Lydia Sweatt is a writer, bookworm, and bass guitar enthusiast. When she goes outside, a bicycle goes with her.
How to Remove YouTube Copyright Claims From Your Videos [2021 Update]
YouTube copyright claims are discouraging but necessary. These alerts, which are extremely common, let you know when you’ve used someone else's content in your video. Before the consequences get serious, it’s good to know when you’ve overstepped your bounds as a creator.
The violations that trip up some creators are quite common. Content that includes video clips, images, or audio you haven’t produced yourself will likely spark a copyright claim. Fortunately, you can remove these alerts. All you have to do is substitute copyrighted content for original content you own.
The last thing you want to receive is a copyright strike, which means the copyright owner submitted a legal takedown request for the video. Collecting three strikes is serious. At that point, YouTube will terminate your channel and bar you from creating another one.
Read More: What's the Difference Between a Copyright Claim and a Copyright Strike?
Copyright claims aren’t as devastating as strikes, but they do feel like a speed bump in the YouTube journey. That’s because...
- You can lose monetization for your video.
- YouTube may restrict viewing to certain countries.
- And more
Want to reduce the number of copyright claims on your channel? YouTube just gave creators the best gift ever. It’s a feature that warns you, before publishing a video, that a copyright match was found.
How to Check a YouTube Video for Copyright Claims
Uploading a YouTube video requires several steps. Before your content goes live, you'll give it a title, thumbnail, description, keywords, and other elements to help people find and watch the video.
Now there’s an extra step that happens automatically. YouTube will inspect your content to see if it contains copyrighted material. This happens when you reach the Checks section, as shown below.
This is a game-changer. YouTube’s copyright checker tells you how long the process will take, and it reports copyright matches before you hit publish. At that point, you can choose the best course of action. That may be disputing the claim or taking steps to remove it.
How to Review a YouTube Copyright Claim
On the same upload page, you can view the impact a copyright claim has on your channel. Click See Details for more information.
Here's what you may see after expanding the details:
In this example, YouTube decided to:
- Restrict people from viewing the video in certain countries
- Make the video ineligible for monetization
In this case, the copyright holder can monetize the video for their financial gain. Ads may appear on the video, but the revenue goes to the copyright holder – not us. That's the price of using someone else's content. Still, it’s better than receiving copyright strikes and nearly losing a channel that took years to grow.
Removing or Disputing a YouTube Copyright Claim
If you decide to move forward and upload the video, you can remove or dispute its copyright claim.
To do that:
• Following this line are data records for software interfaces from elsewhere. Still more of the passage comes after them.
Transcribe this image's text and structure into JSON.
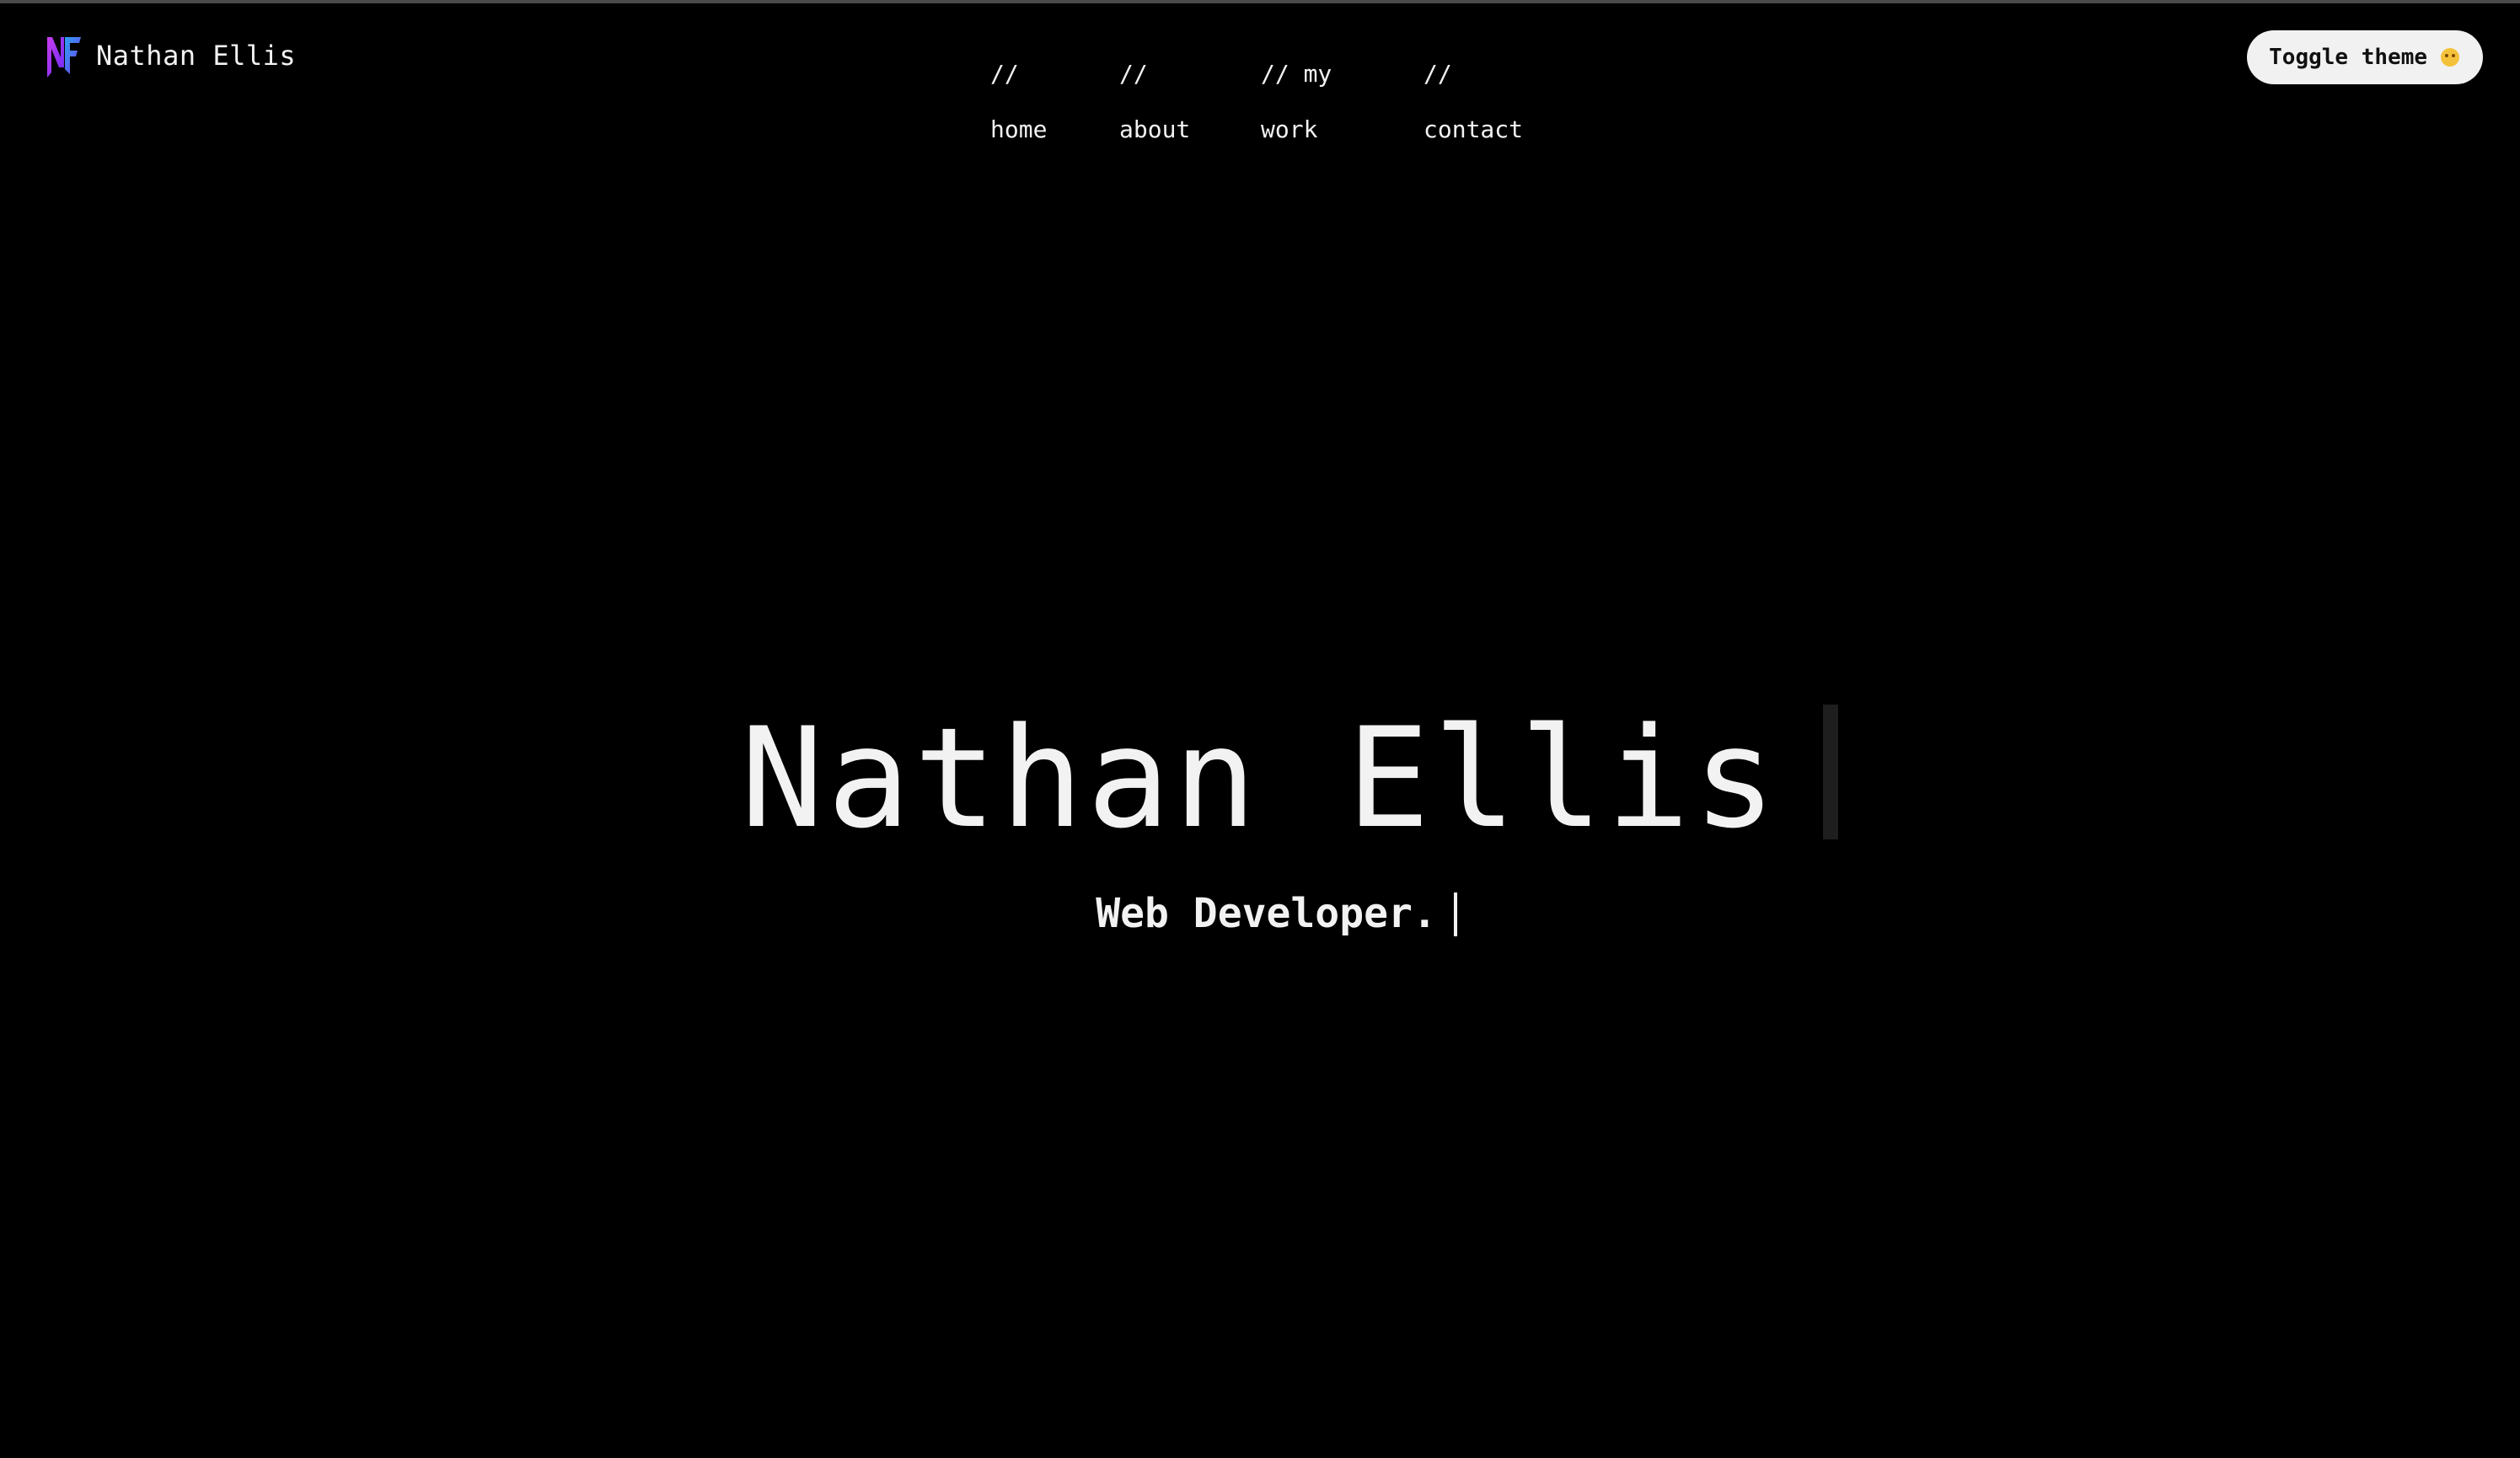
{
  "brand": {
    "name": "Nathan Ellis",
    "logo_icon": "nf-monogram-icon",
    "logo_colors": [
      "#6a2cf5",
      "#c93cf0",
      "#2aa0f5"
    ]
  },
  "nav": {
    "items": [
      {
        "prefix": "//",
        "label": "home"
      },
      {
        "prefix": "//",
        "label": "about"
      },
      {
        "prefix": "// my",
        "label": "work"
      },
      {
        "prefix": "//",
        "label": "contact"
      }
    ]
  },
  "toggle": {
    "label": "Toggle theme",
    "icon": "smiley-emoji-icon"
  },
  "hero": {
    "title": "Nathan Ellis",
    "subtitle": "Web Developer."
  },
  "colors": {
    "background": "#000000",
    "text": "#f2f2f2",
    "button_bg": "#f1f1f1"
  }
}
- Make sure you’re at the Checks section of the upload process. Click Select Action under the actions header of the page.
- Two questions will appear: “Remove claimed content?” or “Do you have rights to this content?” Beneath the first question, you’ll see options for fixing the copyright claim. If your video contains copyrighted music, for example, you can replace the song or Mute it.
- If you own the rights to the content, navigate to “Do you have rights to this content?” and click Dispute.
Need extra guidance? Watch the video below for detailed steps:
You have some flexibility with copyrighted music, but copyrighted video footage has to be removed. Simply delete that part of your video and re-upload the new version from scratch.
Ready to Publish Your Video? Here’s Why You Should Wait.
Imagine this. You’ve brainstormed a video idea, done some keyword research, and spent hours filming. You’ve edited everything for maximum clarity. Viewers have been asking for the video, so you know it's going to do well. That makes you excited – elated, even – to upload the video and start tracking views.
On the upload page, you add everything the video needs – a title, thumbnail, description, and keywords – to reach full optimization. You even pass the copyright check without a hitch. Your next instinct is to publish the video because well, why not?
Here’s why you shouldn’t.
Processing a YouTube Video Takes Time
We know what you may be thinking. Didn’t YouTube “finish” processing the video within minutes? That’s what YouTube reports, but it's not the full story. Things are happening in the background, which means you should wait two hours before publishing a video. Set the privacy setting to unlisted so YouTube has time to report accurate information about your video.
Assuming you haven’t already, you can save most of your optimizing for this waiting period. You can:
- Optimize your video’s title and thumbnail.
- Add interactive cards and end screens.
- Add a description and keywords.
And on YouTube’s end, there will be extra time to:
- Continue checking the video for copyright claims.
- Identify things that violate advertising guidelines (so you can make money).
- Process your video so it plays at the highest quality.
Keeping your channel in good standing is rule number one for successful creators. In addition to avoiding copyright claims, never make these eight legal mistakes on YouTube.